It's worth just running over a few of the Model 40's specs before we find out how it performs. It uses Texas Instruments' HD-2 Mustang chipset, boasting a native resolution of 1,280 x 720, 950 ANSI Lumens brightness and around 1,600:1 contrast. It's important to say, too, that the latter two measurements are taken using Runco's Cinema Standards Measurement System (CSMS), designed to give more realistic values than the 'optimistic' systems adopted by some rival manufacturers when coming up with their brightness and contrast specs. The Model 40 also uses 3:2 pulldown to smooth pictures out, and is fully compatible with all HDTV formats.
The Model 40's picture is very good - but a pinch short of exemplary. The high point unquestionably is the awesome greyscale. There's a phenomenal subtlety to gradations in hue across all aspects of a picture, be it facial close ups or shadowy backdrops. This gives the picture a depth, vitality, texture and sheer believability that has to be seen to be believed, especially if you're lucky enough to be able to try a high definition DVI feed...
As long as you're careful what temperature setting you opt for (I found the 0 option worked for me), the Vidikron's colour tone is also impressive. The cave troll sequence in the LOTR:The Fellowship of The Ring is a hard test of colour for a projector thanks to all the low-lit fleshtones. But, the Model 40 managed effortlessly, coping almost perfectly with the various blue, green and orange light sources the scene applies.

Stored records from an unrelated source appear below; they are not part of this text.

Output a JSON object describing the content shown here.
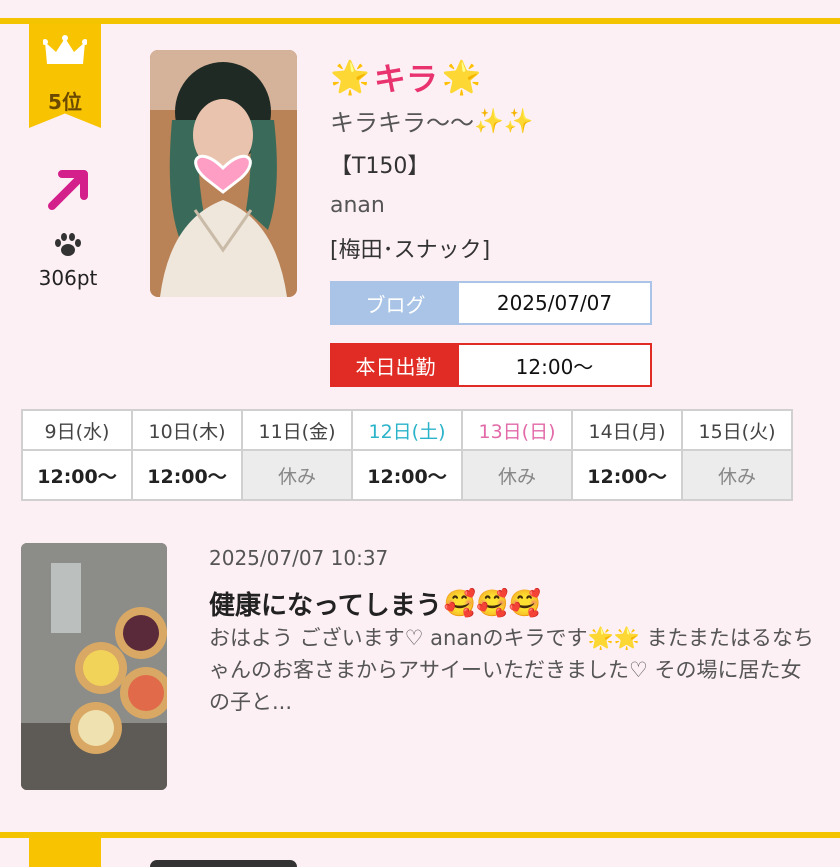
{
  "ranking": {
    "rank_label": "5位",
    "trend": "up",
    "points": "306pt"
  },
  "profile": {
    "name": "キラ",
    "catchphrase": "キラキラ〜〜",
    "height": "【T150】",
    "shop": "anan",
    "area": "[梅田･スナック]"
  },
  "blog": {
    "label": "ブログ",
    "date": "2025/07/07"
  },
  "work": {
    "label": "本日出勤",
    "time": "12:00〜"
  },
  "schedule": {
    "days": [
      "9日(水)",
      "10日(木)",
      "11日(金)",
      "12日(土)",
      "13日(日)",
      "14日(月)",
      "15日(火)"
    ],
    "times": [
      "12:00〜",
      "12:00〜",
      "休み",
      "12:00〜",
      "休み",
      "12:00〜",
      "休み"
    ]
  },
  "post": {
    "datetime": "2025/07/07 10:37",
    "title": "健康になってしまう",
    "excerpt": "おはよう ございます♡ ananのキラです🌟🌟 またまたはるなちゃんのお客さまからアサイーいただきました♡ その場に居た女の子と..."
  },
  "colors": {
    "accent_pink": "#e8336f",
    "ribbon_gold": "#f8c300",
    "blog_blue": "#a9c4e6",
    "work_red": "#e02c25",
    "saturday": "#2bb3c9",
    "sunday": "#e26aa8"
  }
}
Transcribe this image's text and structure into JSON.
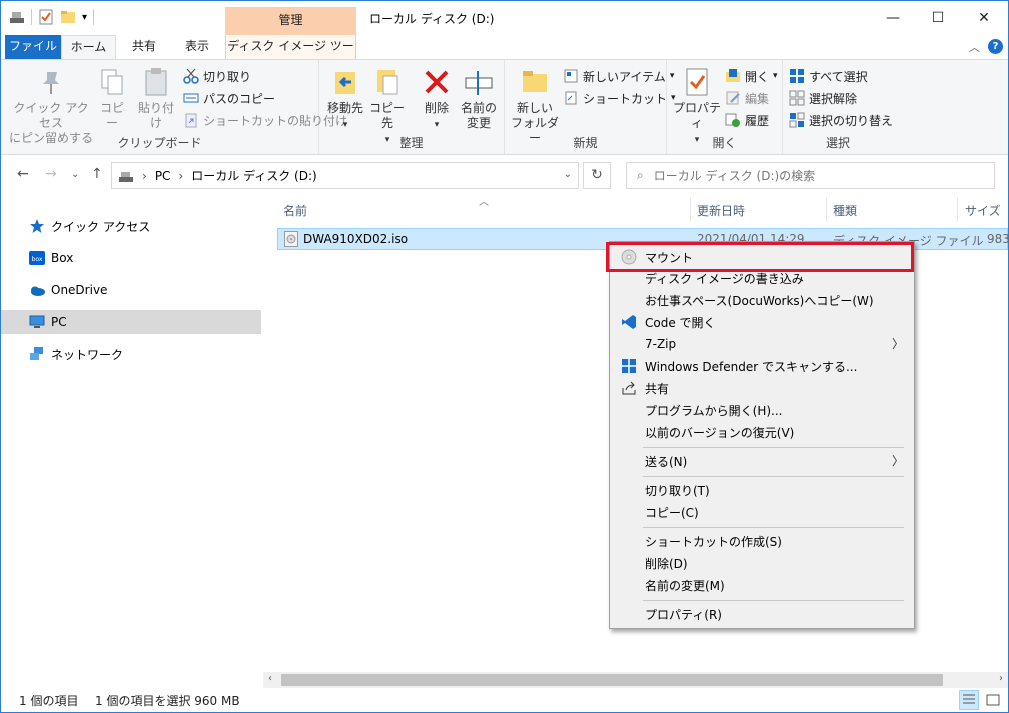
{
  "window": {
    "title": "ローカル ディスク (D:)",
    "context_tab_header": "管理",
    "controls": {
      "minimize": "—",
      "maximize": "☐",
      "close": "✕"
    }
  },
  "ribbon_tabs": {
    "file": "ファイル",
    "home": "ホーム",
    "share": "共有",
    "view": "表示",
    "disk_image_tools": "ディスク イメージ ツール"
  },
  "ribbon": {
    "clipboard": {
      "label": "クリップボード",
      "pin_line1": "クイック アクセス",
      "pin_line2": "にピン留めする",
      "copy": "コピー",
      "paste": "貼り付け",
      "cut": "切り取り",
      "copy_path": "パスのコピー",
      "paste_shortcut": "ショートカットの貼り付け"
    },
    "organize": {
      "label": "整理",
      "move_to": "移動先",
      "copy_to": "コピー先",
      "delete": "削除",
      "rename_line1": "名前の",
      "rename_line2": "変更"
    },
    "new": {
      "label": "新規",
      "new_folder_line1": "新しい",
      "new_folder_line2": "フォルダー",
      "new_item": "新しいアイテム",
      "easy_access": "ショートカット"
    },
    "open": {
      "label": "開く",
      "properties": "プロパティ",
      "open": "開く",
      "edit": "編集",
      "history": "履歴"
    },
    "select": {
      "label": "選択",
      "select_all": "すべて選択",
      "select_none": "選択解除",
      "invert": "選択の切り替え"
    }
  },
  "address": {
    "crumb_pc": "PC",
    "crumb_drive": "ローカル ディスク (D:)",
    "search_placeholder": "ローカル ディスク (D:)の検索"
  },
  "nav_pane": {
    "items": [
      {
        "label": "クイック アクセス",
        "icon": "star-icon"
      },
      {
        "label": "Box",
        "icon": "box-icon"
      },
      {
        "label": "OneDrive",
        "icon": "cloud-icon"
      },
      {
        "label": "PC",
        "icon": "computer-icon"
      },
      {
        "label": "ネットワーク",
        "icon": "network-icon"
      }
    ],
    "selected": "PC"
  },
  "file_list": {
    "columns": [
      "名前",
      "更新日時",
      "種類",
      "サイズ"
    ],
    "rows": [
      {
        "name": "DWA910XD02.iso",
        "modified": "2021/04/01 14:29",
        "type": "ディスク イメージ ファイル",
        "size": "983,"
      }
    ]
  },
  "context_menu": {
    "items": [
      {
        "label": "マウント",
        "icon": "disc-icon",
        "highlighted": true
      },
      {
        "label": "ディスク イメージの書き込み"
      },
      {
        "label": "お仕事スペース(DocuWorks)へコピー(W)"
      },
      {
        "label": "Code で開く",
        "icon": "vscode-icon"
      },
      {
        "label": "7-Zip",
        "submenu": true
      },
      {
        "label": "Windows Defender でスキャンする...",
        "icon": "defender-icon"
      },
      {
        "label": "共有",
        "icon": "share-icon"
      },
      {
        "label": "プログラムから開く(H)..."
      },
      {
        "label": "以前のバージョンの復元(V)"
      },
      {
        "label": "送る(N)",
        "submenu": true
      },
      {
        "label": "切り取り(T)"
      },
      {
        "label": "コピー(C)"
      },
      {
        "label": "ショートカットの作成(S)"
      },
      {
        "label": "削除(D)"
      },
      {
        "label": "名前の変更(M)"
      },
      {
        "label": "プロパティ(R)"
      }
    ],
    "submenu_arrow": "〉"
  },
  "status_bar": {
    "item_count": "1 個の項目",
    "selected": "1 個の項目を選択  960 MB"
  },
  "colors": {
    "accent": "#1a6fc9",
    "manage_tab": "#fbcfae",
    "selection": "#cce8ff",
    "highlight_box": "#e0142b"
  }
}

Also impressive is the image's brightness level. That's not to say it's actually the brightest DLP projector around - it isn't. But actually that suits us just fine in that the sensible brightness level deliberately adopted by the Model 40 is ideally suited to a natural video presentation, allowing the unit's very decent (though not, it has to be said, out of this world) contrast range full rein.
If the Model 40 was a couple of grand cheaper than it is, I might be able to leave on this high note and finish with an unequivocal thumbs up. But by selling for £7,000 the Vidikron sets itself amid some seriously accomplished company - and within such company one or two weaknesses do become apparent. The worst is a slight softness to the picture. In general I actually don't mind a touch of softness if it helps a projector avoid grain and noise, but the Vidikron takes things too far.

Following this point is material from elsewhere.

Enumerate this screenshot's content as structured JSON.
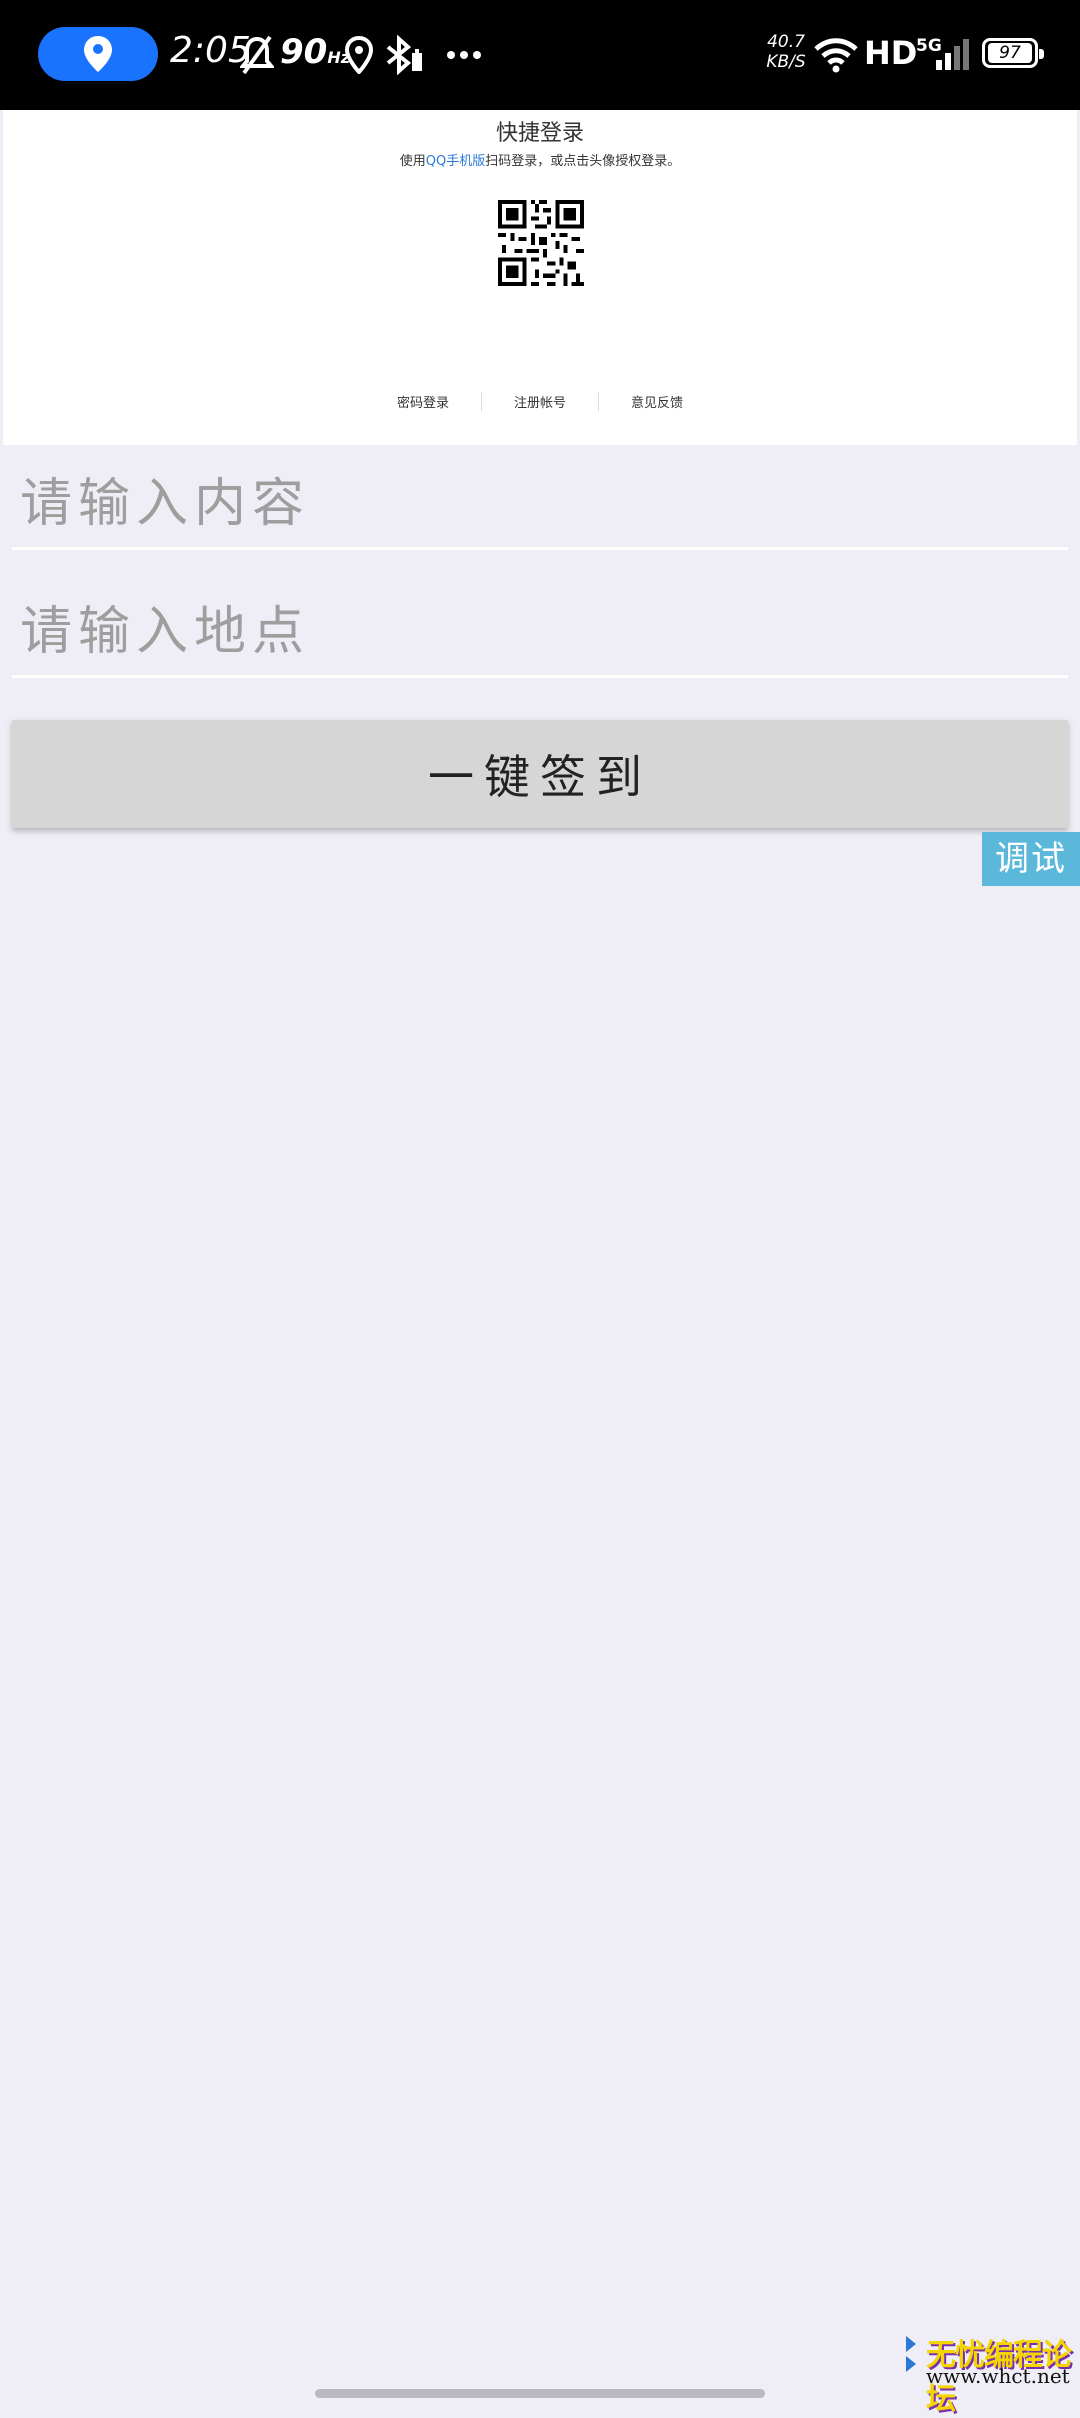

The other main problem is the old DLP menace of fizzing dot interference over motion, particularly when skin tones and camera pans are involved. This doesn't occur regularly enough to be heinously annoying, but in view of the advances made in this area by one or two other mid to high-end projectors recently (not least the Marantz model featured elsewhere in this issue), I still didn't feel wholly happy having to suffer it on a £7,000 product.

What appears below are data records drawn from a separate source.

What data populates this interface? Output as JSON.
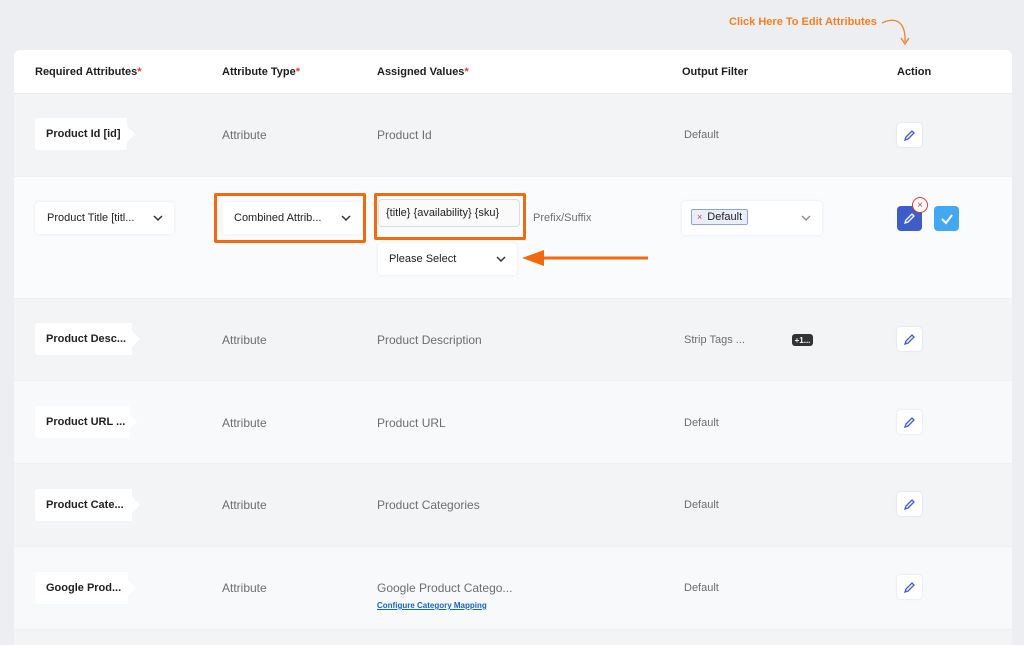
{
  "hint": {
    "text": "Click Here To Edit Attributes"
  },
  "columns": {
    "required": "Required Attributes",
    "type": "Attribute Type",
    "assigned": "Assigned Values",
    "filter": "Output Filter",
    "action": "Action",
    "required_mark": "*"
  },
  "rows": [
    {
      "tag": "Product Id [id]",
      "type": "Attribute",
      "value": "Product Id",
      "filter": "Default"
    },
    {
      "tag": "Product Title [titl...",
      "type": "Combined Attrib...",
      "value": "{title} {availability} {sku}",
      "prefix_suffix": "Prefix/Suffix",
      "please_select": "Please Select",
      "filter_chip": "Default",
      "filter_chip_remove": "×",
      "remove_badge": "×"
    },
    {
      "tag": "Product Desc...",
      "type": "Attribute",
      "value": "Product Description",
      "filter": "Strip Tags ...",
      "filter_badge": "+1..."
    },
    {
      "tag": "Product URL ...",
      "type": "Attribute",
      "value": "Product URL",
      "filter": "Default"
    },
    {
      "tag": "Product Cate...",
      "type": "Attribute",
      "value": "Product Categories",
      "filter": "Default"
    },
    {
      "tag": "Google Prod...",
      "type": "Attribute",
      "value": "Google Product Catego...",
      "link": "Configure Category Mapping",
      "filter": "Default"
    }
  ],
  "colors": {
    "accent_orange": "#f26a10",
    "hint_orange": "#f47f24",
    "edit_blue": "#3d5dc7",
    "confirm_blue": "#44a7f2",
    "required_red": "#e53935"
  }
}
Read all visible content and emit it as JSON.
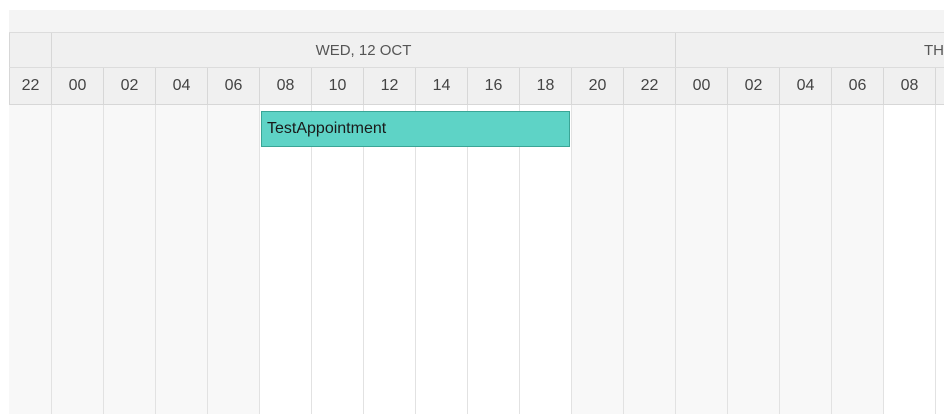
{
  "scheduler": {
    "dates": [
      {
        "label": "WED, 12 OCT"
      },
      {
        "label": "TH"
      }
    ],
    "hours": [
      "22",
      "00",
      "02",
      "04",
      "06",
      "08",
      "10",
      "12",
      "14",
      "16",
      "18",
      "20",
      "22",
      "00",
      "02",
      "04",
      "06",
      "08"
    ],
    "appointment": {
      "title": "TestAppointment",
      "color": "#5ed3c6"
    }
  }
}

A final, much slighter, niggle is that high definition pictures look a tad grainier than I've seen on some rival projectors at this price point - though considerable compensation for this comes from the reduction in the softness found with other sources and also, more surprisingly, a jump in black level response.
Things are advancing at an almost frightening rate in the video projector world right now, and for all its undoubted strengths the Model 40 slightly falls foul of this rate of progress.
When it was first released in the US, back in September of last year, it would doubtless have been up there with the very best DLP projection had to offer. But in the nearly 12 months that have passed since, it's started to show its age to the point where while we could heartily recommend it at a price of around £4-5k, we can't help but feel that £7k is asking a bit too much.